by Kris W. Kindelsperger
One of the characteristics of strong and effective fundraising organizations is that the president/CEO/executive director (whatever the appropriate title) is heavily engaged in relationship building with top donors and is effectively used as the “face” of the organization when it comes to all phases of development work. Done well, the CEO is the best member of the development team, understands the important role he or she needs to play, and devotes a significant portion of their time (20% to 50%) to development activities.
Two phenomena tend to hold back effective work by the CEO. On one hand, some CEOs don’t necessarily enjoy development work, don’t think it is an important use of their time, or are consumed with other organizational issues to the point that there is no time left over for development work.
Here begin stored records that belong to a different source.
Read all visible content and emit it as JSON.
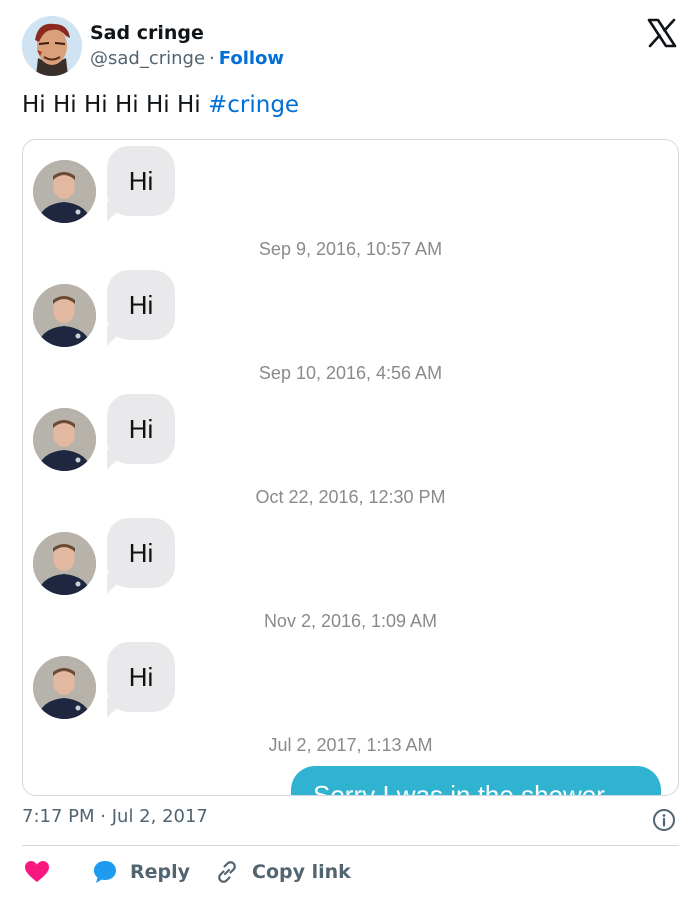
{
  "author": {
    "name": "Sad cringe",
    "handle": "@sad_cringe",
    "separator": "·",
    "follow_label": "Follow"
  },
  "tweet": {
    "text": "Hi Hi Hi Hi Hi Hi",
    "hashtag": "#cringe"
  },
  "media": {
    "messages": [
      {
        "text": "Hi",
        "timestamp": "Sep 9, 2016, 10:57 AM"
      },
      {
        "text": "Hi",
        "timestamp": "Sep 10, 2016, 4:56 AM"
      },
      {
        "text": "Hi",
        "timestamp": "Oct 22, 2016, 12:30 PM"
      },
      {
        "text": "Hi",
        "timestamp": "Nov 2, 2016, 1:09 AM"
      },
      {
        "text": "Hi",
        "timestamp": "Jul 2, 2017, 1:13 AM"
      }
    ],
    "reply_text": "Sorry I was in the shower"
  },
  "footer": {
    "time": "7:17 PM",
    "date": "Jul 2, 2017",
    "separator": "·",
    "reply_label": "Reply",
    "copy_link_label": "Copy link"
  },
  "colors": {
    "link": "#006fd6",
    "like": "#f91880",
    "reply_bubble": "#2fb3d1",
    "incoming_bubble": "#e9e9eb"
  },
  "icons": {
    "logo": "x-logo-icon",
    "like": "heart-icon",
    "reply": "speech-bubble-icon",
    "copy": "link-icon",
    "info": "info-icon"
  }
}
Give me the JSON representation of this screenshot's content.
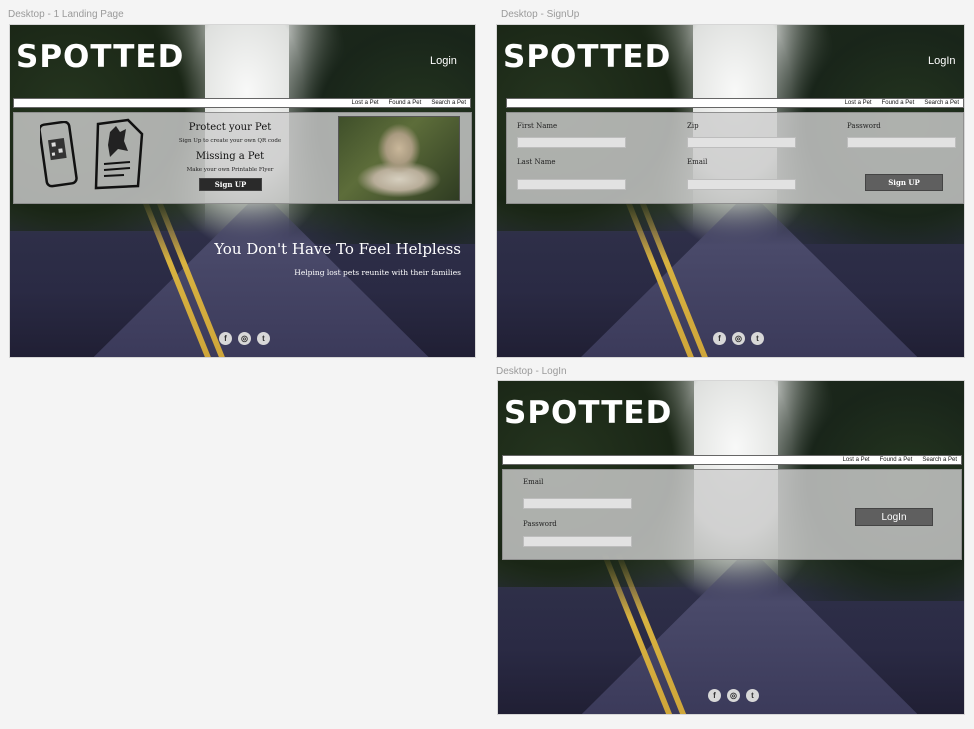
{
  "frames": {
    "landing": {
      "label": "Desktop - 1 Landing Page"
    },
    "signup": {
      "label": "Desktop - SignUp"
    },
    "login": {
      "label": "Desktop - LogIn"
    }
  },
  "brand": {
    "logo": "SPOTTED"
  },
  "nav": {
    "lost": "Lost a Pet",
    "found": "Found a Pet",
    "search": "Search a Pet"
  },
  "landing": {
    "login_link": "Login",
    "protect_title": "Protect your Pet",
    "protect_sub": "Sign Up  to create your own QR code",
    "missing_title": "Missing a Pet",
    "missing_sub": "Make your own Printable Flyer",
    "signup_button": "Sign UP",
    "headline": "You Don't Have To Feel Helpless",
    "subheadline": "Helping  lost pets reunite with their families"
  },
  "signup": {
    "login_link": "LogIn",
    "first_name": "First Name",
    "last_name": "Last Name",
    "zip": "Zip",
    "email": "Email",
    "password": "Password",
    "button": "Sign UP"
  },
  "login": {
    "email": "Email",
    "password": "Password",
    "button": "LogIn"
  },
  "social": {
    "facebook": "f",
    "instagram": "◎",
    "twitter": "t"
  }
}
In other cases, the development staff does not do enough to position the CEO as the development leader.
It is difficult to overcome the challenges of dealing with a reluctant CEO, but it is inexcusable if the development team is not doing everything they can to position the CEO for development success. Placing the CEO at the right events, involving the CEO in appropriate community boards and activities, assisting the CEO in managing a portfolio of key donors, creating situations for the president to interact with emerging prospects, and watching the CEOs “blind side” (as the football themed movie in theatres now so aptly points out) are all routine functions of a strategic development program that supports its CEO.
Is your organization positioning your CEO for development success? Let us know what you're doing right in the JGA comments section below.